Recorded data →
%%

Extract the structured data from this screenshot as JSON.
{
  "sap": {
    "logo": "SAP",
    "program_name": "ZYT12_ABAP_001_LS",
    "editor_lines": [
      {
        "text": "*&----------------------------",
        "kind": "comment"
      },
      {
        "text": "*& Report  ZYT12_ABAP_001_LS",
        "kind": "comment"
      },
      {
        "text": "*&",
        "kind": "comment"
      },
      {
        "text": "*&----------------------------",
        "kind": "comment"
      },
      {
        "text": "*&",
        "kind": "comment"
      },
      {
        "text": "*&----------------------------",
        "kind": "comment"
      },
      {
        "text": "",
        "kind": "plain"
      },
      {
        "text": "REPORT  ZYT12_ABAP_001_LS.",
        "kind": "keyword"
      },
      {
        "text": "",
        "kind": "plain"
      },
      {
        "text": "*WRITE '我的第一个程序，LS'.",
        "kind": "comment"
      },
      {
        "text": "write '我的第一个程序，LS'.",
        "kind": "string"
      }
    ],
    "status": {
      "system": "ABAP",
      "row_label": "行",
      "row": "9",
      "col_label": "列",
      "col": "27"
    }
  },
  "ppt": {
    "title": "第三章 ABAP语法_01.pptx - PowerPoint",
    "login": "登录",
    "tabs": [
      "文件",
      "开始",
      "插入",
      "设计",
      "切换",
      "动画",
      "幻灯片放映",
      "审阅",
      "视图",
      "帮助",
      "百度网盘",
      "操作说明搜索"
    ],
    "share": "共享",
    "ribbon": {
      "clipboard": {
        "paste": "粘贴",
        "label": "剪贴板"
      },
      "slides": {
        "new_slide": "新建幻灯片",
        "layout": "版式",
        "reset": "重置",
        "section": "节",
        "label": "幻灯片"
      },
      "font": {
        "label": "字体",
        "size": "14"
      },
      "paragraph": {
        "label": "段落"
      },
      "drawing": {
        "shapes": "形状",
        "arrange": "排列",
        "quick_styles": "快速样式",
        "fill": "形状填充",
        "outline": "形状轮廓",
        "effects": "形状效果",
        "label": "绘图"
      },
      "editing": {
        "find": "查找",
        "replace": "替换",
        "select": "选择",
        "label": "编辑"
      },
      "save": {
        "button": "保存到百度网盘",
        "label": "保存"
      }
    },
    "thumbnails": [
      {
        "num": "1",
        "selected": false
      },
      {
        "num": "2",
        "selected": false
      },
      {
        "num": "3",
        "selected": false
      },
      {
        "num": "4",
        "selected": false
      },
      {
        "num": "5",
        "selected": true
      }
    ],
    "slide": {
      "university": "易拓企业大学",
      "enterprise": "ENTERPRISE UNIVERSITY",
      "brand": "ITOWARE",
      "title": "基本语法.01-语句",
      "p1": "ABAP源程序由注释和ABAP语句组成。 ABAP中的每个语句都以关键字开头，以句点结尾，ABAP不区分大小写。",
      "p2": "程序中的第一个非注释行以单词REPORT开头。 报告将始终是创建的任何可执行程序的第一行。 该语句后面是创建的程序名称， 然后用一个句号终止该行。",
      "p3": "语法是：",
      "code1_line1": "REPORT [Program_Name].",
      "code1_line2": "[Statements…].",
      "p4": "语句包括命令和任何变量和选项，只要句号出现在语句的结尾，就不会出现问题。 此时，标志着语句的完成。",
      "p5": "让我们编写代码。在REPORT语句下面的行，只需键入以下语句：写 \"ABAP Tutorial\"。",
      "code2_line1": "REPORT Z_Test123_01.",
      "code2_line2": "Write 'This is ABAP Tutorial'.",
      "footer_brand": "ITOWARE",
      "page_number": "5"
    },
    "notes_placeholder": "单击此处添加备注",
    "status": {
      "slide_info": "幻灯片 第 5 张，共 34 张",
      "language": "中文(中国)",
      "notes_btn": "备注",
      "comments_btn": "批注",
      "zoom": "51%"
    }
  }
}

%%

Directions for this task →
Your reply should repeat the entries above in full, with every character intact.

Solution for this task →
Extract the structured data from this screenshot as JSON.
{
  "sap": {
    "logo": "SAP",
    "program_name": "ZYT12_ABAP_001_LS",
    "editor_lines": [
      {
        "text": "*&----------------------------",
        "kind": "comment"
      },
      {
        "text": "*& Report  ZYT12_ABAP_001_LS",
        "kind": "comment"
      },
      {
        "text": "*&",
        "kind": "comment"
      },
      {
        "text": "*&----------------------------",
        "kind": "comment"
      },
      {
        "text": "*&",
        "kind": "comment"
      },
      {
        "text": "*&----------------------------",
        "kind": "comment"
      },
      {
        "text": "",
        "kind": "plain"
      },
      {
        "text": "REPORT  ZYT12_ABAP_001_LS.",
        "kind": "keyword"
      },
      {
        "text": "",
        "kind": "plain"
      },
      {
        "text": "*WRITE '我的第一个程序，LS'.",
        "kind": "comment"
      },
      {
        "text": "write '我的第一个程序，LS'.",
        "kind": "string"
      }
    ],
    "status": {
      "system": "ABAP",
      "row_label": "行",
      "row": "9",
      "col_label": "列",
      "col": "27"
    }
  },
  "ppt": {
    "title": "第三章 ABAP语法_01.pptx - PowerPoint",
    "login": "登录",
    "tabs": [
      "文件",
      "开始",
      "插入",
      "设计",
      "切换",
      "动画",
      "幻灯片放映",
      "审阅",
      "视图",
      "帮助",
      "百度网盘",
      "操作说明搜索"
    ],
    "share": "共享",
    "ribbon": {
      "clipboard": {
        "paste": "粘贴",
        "label": "剪贴板"
      },
      "slides": {
        "new_slide": "新建幻灯片",
        "layout": "版式",
        "reset": "重置",
        "section": "节",
        "label": "幻灯片"
      },
      "font": {
        "label": "字体",
        "size": "14"
      },
      "paragraph": {
        "label": "段落"
      },
      "drawing": {
        "shapes": "形状",
        "arrange": "排列",
        "quick_styles": "快速样式",
        "fill": "形状填充",
        "outline": "形状轮廓",
        "effects": "形状效果",
        "label": "绘图"
      },
      "editing": {
        "find": "查找",
        "replace": "替换",
        "select": "选择",
        "label": "编辑"
      },
      "save": {
        "button": "保存到百度网盘",
        "label": "保存"
      }
    },
    "thumbnails": [
      {
        "num": "1",
        "selected": false
      },
      {
        "num": "2",
        "selected": false
      },
      {
        "num": "3",
        "selected": false
      },
      {
        "num": "4",
        "selected": false
      },
      {
        "num": "5",
        "selected": true
      }
    ],
    "slide": {
      "university": "易拓企业大学",
      "enterprise": "ENTERPRISE UNIVERSITY",
      "brand": "ITOWARE",
      "title": "基本语法.01-语句",
      "p1": "ABAP源程序由注释和ABAP语句组成。 ABAP中的每个语句都以关键字开头，以句点结尾，ABAP不区分大小写。",
      "p2": "程序中的第一个非注释行以单词REPORT开头。 报告将始终是创建的任何可执行程序的第一行。 该语句后面是创建的程序名称， 然后用一个句号终止该行。",
      "p3": "语法是：",
      "code1_line1": "REPORT [Program_Name].",
      "code1_line2": "[Statements…].",
      "p4": "语句包括命令和任何变量和选项，只要句号出现在语句的结尾，就不会出现问题。 此时，标志着语句的完成。",
      "p5": "让我们编写代码。在REPORT语句下面的行，只需键入以下语句：写 \"ABAP Tutorial\"。",
      "code2_line1": "REPORT Z_Test123_01.",
      "code2_line2": "Write 'This is ABAP Tutorial'.",
      "footer_brand": "ITOWARE",
      "page_number": "5"
    },
    "notes_placeholder": "单击此处添加备注",
    "status": {
      "slide_info": "幻灯片 第 5 张，共 34 张",
      "language": "中文(中国)",
      "notes_btn": "备注",
      "comments_btn": "批注",
      "zoom": "51%"
    }
  }
}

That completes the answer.